(Stored data)
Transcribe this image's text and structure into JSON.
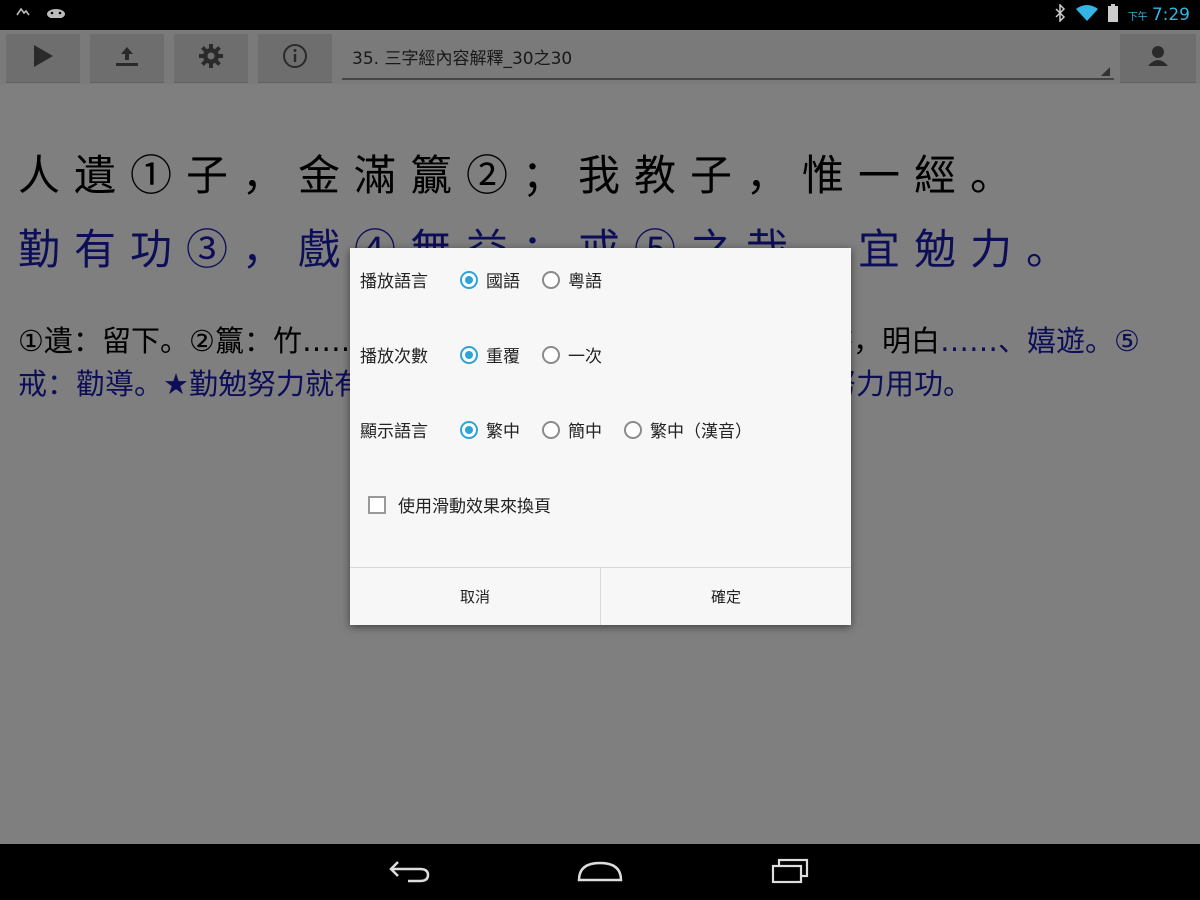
{
  "status_bar": {
    "ampm": "下午",
    "time": "7:29"
  },
  "toolbar": {
    "title": "35. 三字經內容解釋_30之30"
  },
  "content": {
    "verse_line1": "人遺①子，金滿籯②；我教子，惟一經。",
    "verse_line2": "勤有功③，戲④無益；戒⑤之哉，宜勉力。",
    "para_black": "①遺：留下。②籯：竹……的金銀財寶；我只教導子孫要多讀經書，明白",
    "para_blue": "……、嬉遊。⑤戒：勸導。★勤勉努力就有收獲，……此為戒，時時警惕自己要努力用功。"
  },
  "dialog": {
    "play_language": {
      "label": "播放語言",
      "options": [
        "國語",
        "粵語"
      ],
      "selected": "國語"
    },
    "play_count": {
      "label": "播放次數",
      "options": [
        "重覆",
        "一次"
      ],
      "selected": "重覆"
    },
    "display_language": {
      "label": "顯示語言",
      "options": [
        "繁中",
        "簡中",
        "繁中（漢音）"
      ],
      "selected": "繁中"
    },
    "swipe_checkbox": {
      "label": "使用滑動效果來換頁",
      "checked": false
    },
    "cancel_label": "取消",
    "ok_label": "確定"
  },
  "colors": {
    "accent": "#2fa3d6",
    "verse_blue": "#1b1bb0",
    "status_blue": "#33b5e5"
  }
}
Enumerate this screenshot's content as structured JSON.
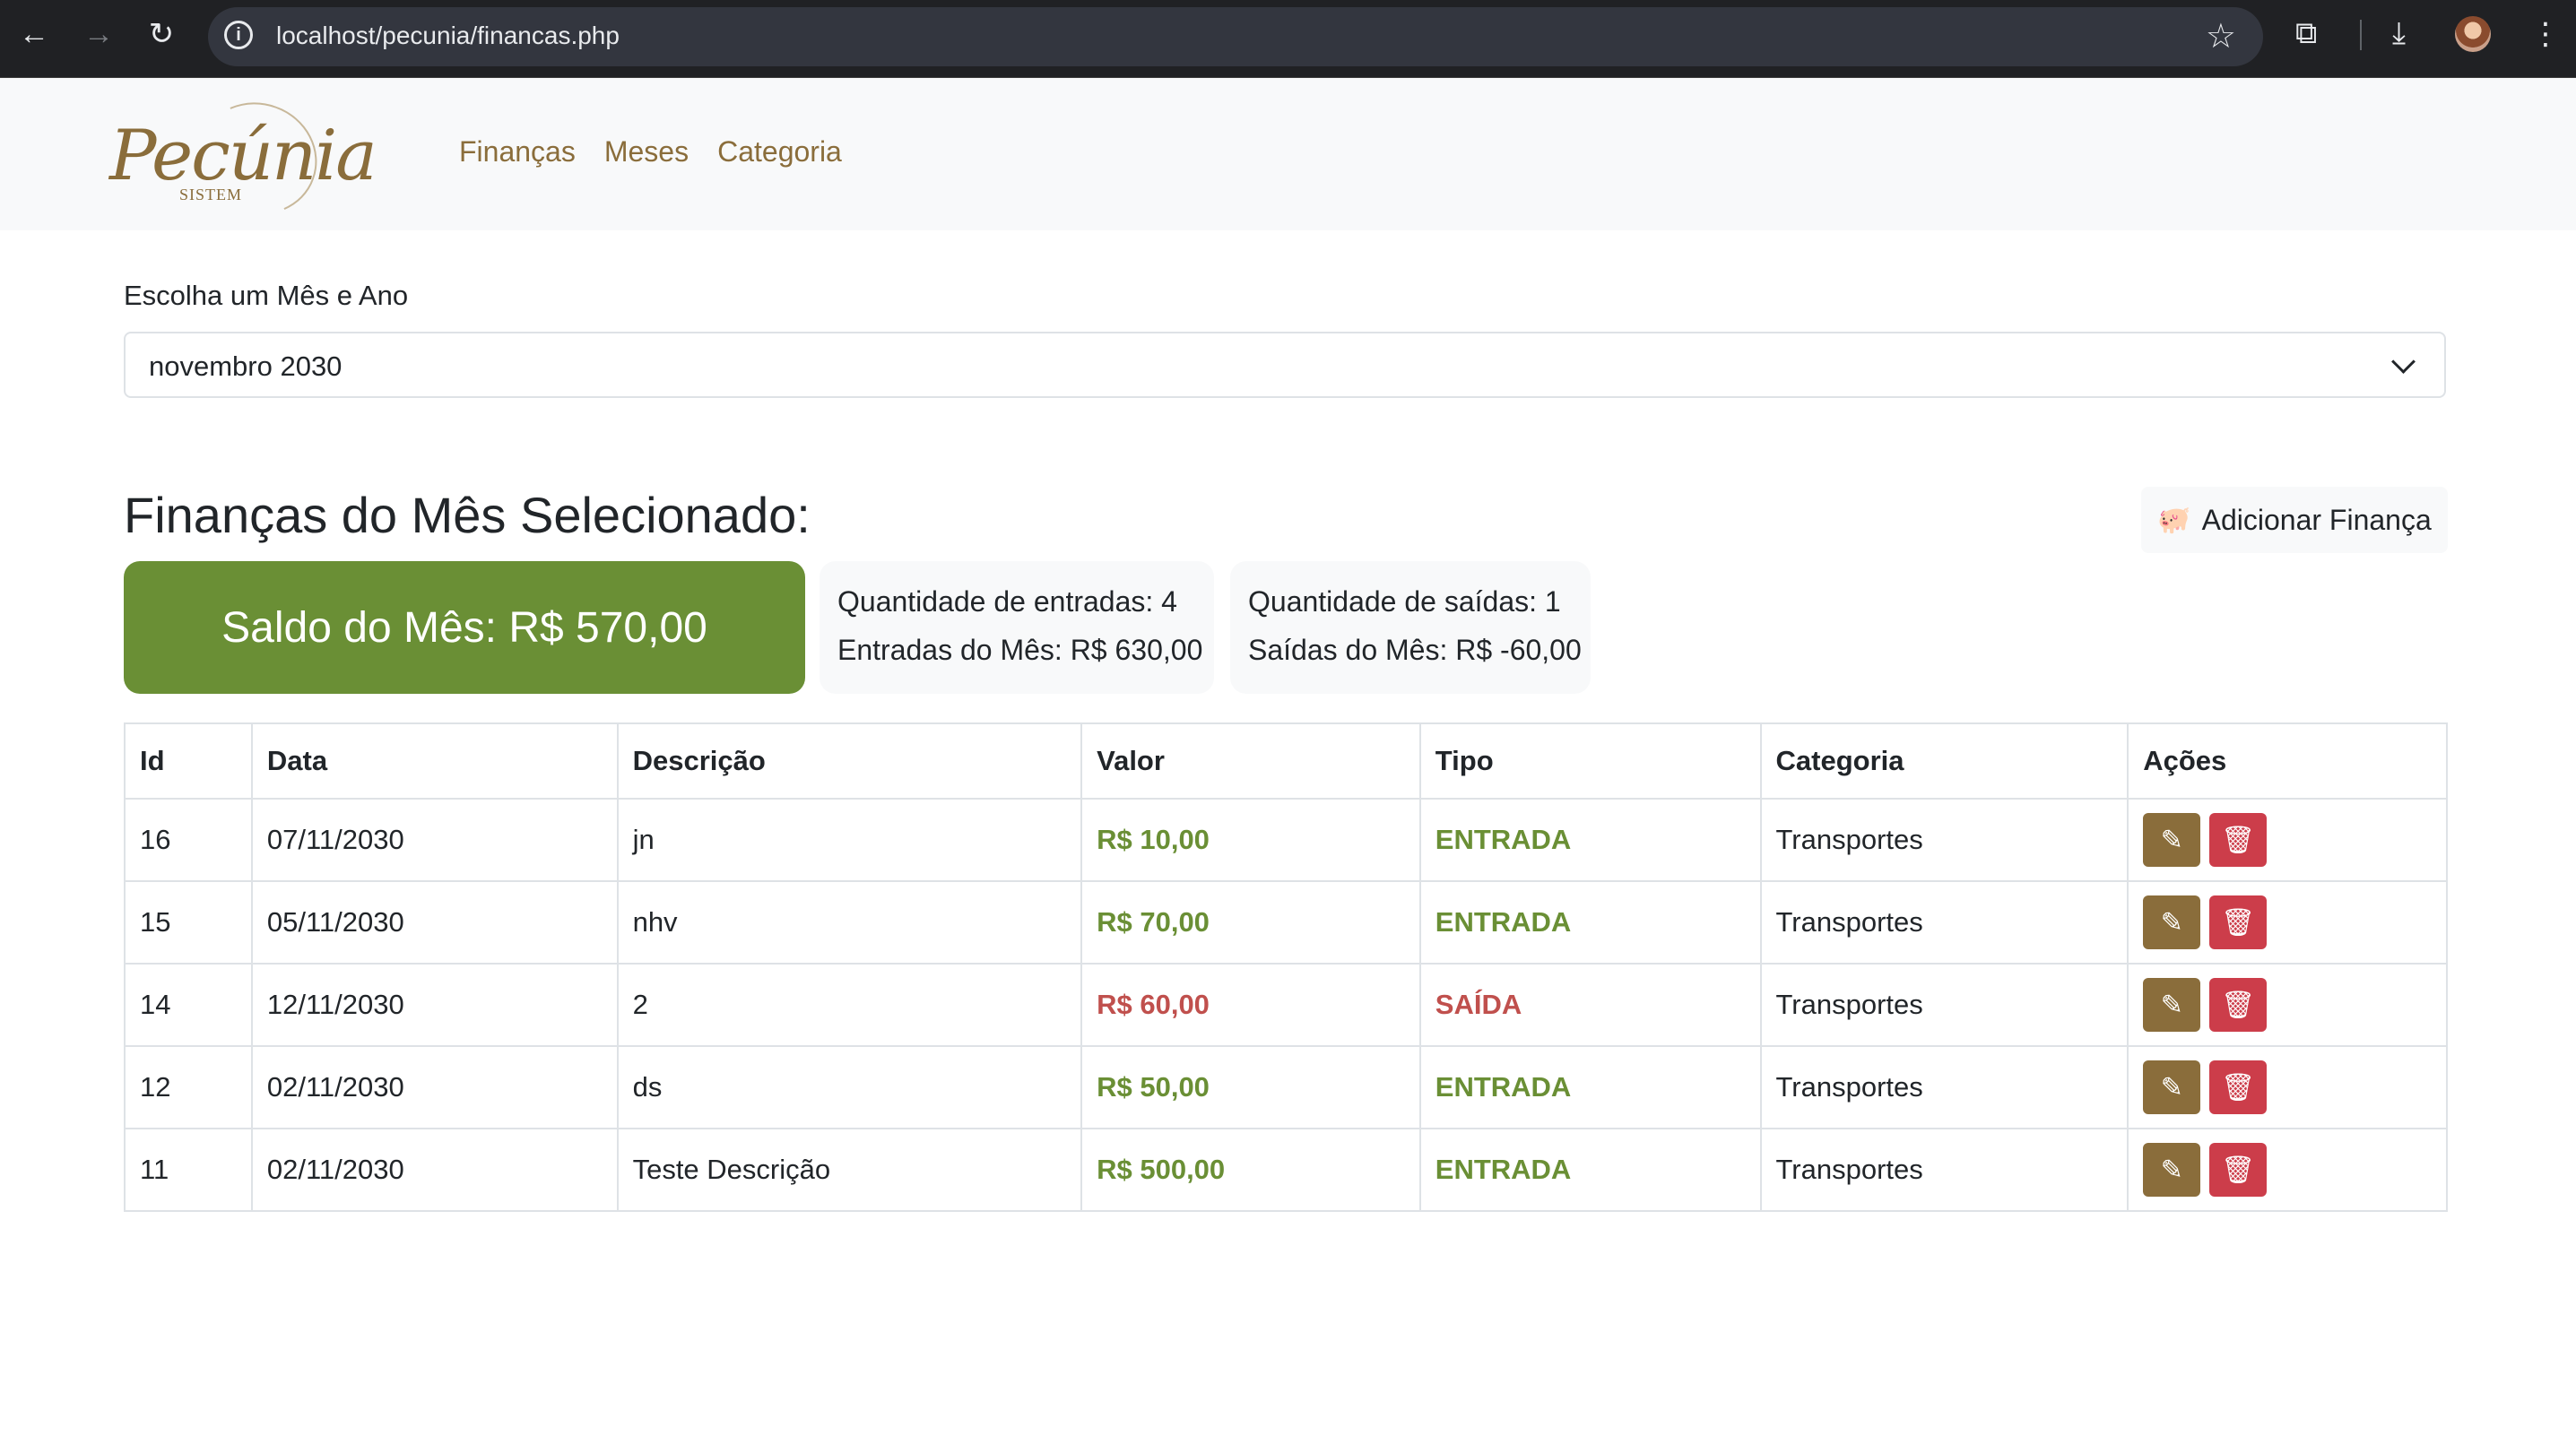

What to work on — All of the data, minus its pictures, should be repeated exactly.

Exercise answer —
Transcribe this image's text and structure into JSON.
{
  "status_bar": {
    "ampm": "下午",
    "time": "7:29"
  },
  "toolbar": {
    "title": "35. 三字經內容解釋_30之30"
  },
  "content": {
    "verse_line1": "人遺①子，金滿籯②；我教子，惟一經。",
    "verse_line2": "勤有功③，戲④無益；戒⑤之哉，宜勉力。",
    "para_black": "①遺：留下。②籯：竹……的金銀財寶；我只教導子孫要多讀經書，明白",
    "para_blue": "……、嬉遊。⑤戒：勸導。★勤勉努力就有收獲，……此為戒，時時警惕自己要努力用功。"
  },
  "dialog": {
    "play_language": {
      "label": "播放語言",
      "options": [
        "國語",
        "粵語"
      ],
      "selected": "國語"
    },
    "play_count": {
      "label": "播放次數",
      "options": [
        "重覆",
        "一次"
      ],
      "selected": "重覆"
    },
    "display_language": {
      "label": "顯示語言",
      "options": [
        "繁中",
        "簡中",
        "繁中（漢音）"
      ],
      "selected": "繁中"
    },
    "swipe_checkbox": {
      "label": "使用滑動效果來換頁",
      "checked": false
    },
    "cancel_label": "取消",
    "ok_label": "確定"
  },
  "colors": {
    "accent": "#2fa3d6",
    "verse_blue": "#1b1bb0",
    "status_blue": "#33b5e5"
  }
}
Enumerate this screenshot's content as structured JSON.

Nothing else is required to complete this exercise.